In the last decades, studies about ageing have become more essential as our population grows older. The incidence of age-related diseases increases, which pose challenges both for societies and individuals in terms of life quality and economic impact. Understanding ageing and ageing-related processes will help us to slow down or even prevent these diseases and provide opportunities for healthy ageing; additionally, we all want to live longer. Ageing is a consequence of the interaction between processes that occur over time and genetics interacting with various disease states and an individual's lifestyle. There are several hallmarks of ageing that are generally accepted, but neither of the theories appears to be fully satisfactory. The focus of this article is on two theories of ageing: telomere shortening and mitochondrial DNA (mtDNA) alterations and dysfunction. We discuss characteristic molecular features such as mitochondrial haplogroups, telomere length, mtDNA copy number and heteroplasmy, and how all these traits come together in the ageing population. The recent evidence shows the existence of a strong linkage between these two theories suggesting common molecular mechanisms and a complicated telomere-mitochondria interplay during the humans' ageing. However, this relationship is still not completely understood, which is why it needs more attention.
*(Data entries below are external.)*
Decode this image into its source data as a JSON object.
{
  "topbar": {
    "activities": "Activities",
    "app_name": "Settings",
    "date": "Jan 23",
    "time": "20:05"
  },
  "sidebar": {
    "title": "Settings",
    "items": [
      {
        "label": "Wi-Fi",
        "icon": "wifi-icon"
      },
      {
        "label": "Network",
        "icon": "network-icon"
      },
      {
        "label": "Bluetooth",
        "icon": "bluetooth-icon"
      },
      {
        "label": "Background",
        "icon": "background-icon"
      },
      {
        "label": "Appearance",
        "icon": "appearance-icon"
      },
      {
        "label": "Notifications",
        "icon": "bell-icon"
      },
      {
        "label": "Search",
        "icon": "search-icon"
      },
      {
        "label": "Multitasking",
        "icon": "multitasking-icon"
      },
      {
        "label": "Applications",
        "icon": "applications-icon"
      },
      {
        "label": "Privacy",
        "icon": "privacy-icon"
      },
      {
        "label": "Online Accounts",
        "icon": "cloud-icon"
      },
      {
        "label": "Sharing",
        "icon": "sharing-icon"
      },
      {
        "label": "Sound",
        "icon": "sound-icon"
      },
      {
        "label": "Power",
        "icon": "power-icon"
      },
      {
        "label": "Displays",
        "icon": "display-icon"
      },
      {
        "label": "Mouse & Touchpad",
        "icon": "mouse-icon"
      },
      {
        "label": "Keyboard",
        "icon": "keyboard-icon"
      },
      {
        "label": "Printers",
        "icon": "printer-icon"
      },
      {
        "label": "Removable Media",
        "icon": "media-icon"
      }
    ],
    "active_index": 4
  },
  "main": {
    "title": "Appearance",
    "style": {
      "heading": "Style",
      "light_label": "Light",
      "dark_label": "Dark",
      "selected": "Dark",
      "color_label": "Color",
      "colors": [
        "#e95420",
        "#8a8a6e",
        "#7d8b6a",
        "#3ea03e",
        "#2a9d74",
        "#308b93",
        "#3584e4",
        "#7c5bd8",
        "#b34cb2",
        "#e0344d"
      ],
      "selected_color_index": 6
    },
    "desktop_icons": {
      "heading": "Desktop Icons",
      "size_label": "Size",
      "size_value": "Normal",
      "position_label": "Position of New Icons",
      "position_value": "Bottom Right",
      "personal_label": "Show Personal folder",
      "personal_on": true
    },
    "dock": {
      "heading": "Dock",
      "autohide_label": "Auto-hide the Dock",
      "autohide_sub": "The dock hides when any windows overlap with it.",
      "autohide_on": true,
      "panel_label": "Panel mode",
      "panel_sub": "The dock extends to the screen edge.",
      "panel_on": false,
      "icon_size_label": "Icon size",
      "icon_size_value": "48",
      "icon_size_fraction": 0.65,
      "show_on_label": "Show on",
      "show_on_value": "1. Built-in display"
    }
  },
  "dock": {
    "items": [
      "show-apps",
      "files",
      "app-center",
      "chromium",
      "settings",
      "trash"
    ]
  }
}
Keywords: Heteroplasmy; Mitochondrial haplogroups; Population ageing; Telomere length; mtDNA copy number.